- Place the pavlova into the oven and turn the heat down to 120C/250F. Cook for 1 hour and 30 minutes, or until the pav can be lifted off the baking paper with no issue. Once ready, allow it to cool in the oven with the door closed – the gentle cooling helps prevent it from cracking.
To make the raspberry curd:
- Combine the ingredients for the curd in a small metal bowl over a small saucepan, 1/4 filled with water. Gently mix it with a fork over a gentle heat, squishing berries against the side as you mix. This will release their flavour and colour.
- Allow the curd to cook for around 10 minutes, or until it coats the back of a spoon. It might not be super thick, but it will thicken up in the fridge. As mentioned in the notes, this is best done the night before (as is the pavlova).
- Push the curd through a fine sieve to remove the raspberry seeds and store in an airtight container.
To finish the pavlova:
- Once the pavlova has cooled in the oven (ideally overnight) you’re ready to go. Immediately before serving, top it with cream or coconut yoghurt, the raspberry curd and whatever berries you fancy. Only top it immediately prior to serving, otherwise the wet ingredients will begin to dissolve the crunchy shell.
- Don’t make more than a day in advance and store it in an airtight container – not the fridge.

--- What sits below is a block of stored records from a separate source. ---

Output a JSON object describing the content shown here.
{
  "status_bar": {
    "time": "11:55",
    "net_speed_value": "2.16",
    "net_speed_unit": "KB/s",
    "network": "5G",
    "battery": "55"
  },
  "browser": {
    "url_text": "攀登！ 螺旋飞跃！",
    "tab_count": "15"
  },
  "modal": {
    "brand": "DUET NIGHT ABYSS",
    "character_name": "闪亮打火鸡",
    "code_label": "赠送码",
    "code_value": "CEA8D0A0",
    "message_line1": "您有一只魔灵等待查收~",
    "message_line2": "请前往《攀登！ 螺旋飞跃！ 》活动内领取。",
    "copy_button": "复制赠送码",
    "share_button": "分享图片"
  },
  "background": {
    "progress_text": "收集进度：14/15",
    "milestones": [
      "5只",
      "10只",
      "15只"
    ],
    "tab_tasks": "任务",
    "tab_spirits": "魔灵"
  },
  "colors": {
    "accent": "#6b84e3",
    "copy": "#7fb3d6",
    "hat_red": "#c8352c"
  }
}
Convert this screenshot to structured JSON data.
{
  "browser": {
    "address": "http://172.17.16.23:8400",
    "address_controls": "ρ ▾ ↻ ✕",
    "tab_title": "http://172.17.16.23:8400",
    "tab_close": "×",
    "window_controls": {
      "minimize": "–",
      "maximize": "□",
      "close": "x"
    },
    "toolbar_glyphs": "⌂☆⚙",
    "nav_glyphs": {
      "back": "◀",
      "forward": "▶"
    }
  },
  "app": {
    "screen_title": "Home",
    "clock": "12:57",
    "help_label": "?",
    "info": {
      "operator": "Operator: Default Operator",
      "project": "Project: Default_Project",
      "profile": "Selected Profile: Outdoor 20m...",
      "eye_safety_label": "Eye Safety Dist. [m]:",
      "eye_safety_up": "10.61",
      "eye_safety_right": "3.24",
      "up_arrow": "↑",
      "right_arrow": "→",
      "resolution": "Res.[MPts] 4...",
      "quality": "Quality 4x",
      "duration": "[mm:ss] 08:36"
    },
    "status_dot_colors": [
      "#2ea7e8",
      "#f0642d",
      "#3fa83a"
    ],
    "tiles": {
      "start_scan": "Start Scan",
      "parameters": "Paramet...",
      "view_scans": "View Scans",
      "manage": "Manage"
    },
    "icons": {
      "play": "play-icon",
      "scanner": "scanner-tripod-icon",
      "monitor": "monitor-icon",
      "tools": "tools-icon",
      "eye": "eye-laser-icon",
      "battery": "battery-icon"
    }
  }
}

FODMAP UPDATEMonash have recently introduced a threshold for strawberries, which is !rude! They used to be 'eat according to appetite' whereas now a FODMAP friendly serving is 65g. If you have previously eaten large quantities strawberries with no issues, then you don't need to change anything. If they have given you issues, I recommend sticking to smaller amounts of berries.
Tried this recipe?Let us know how it was!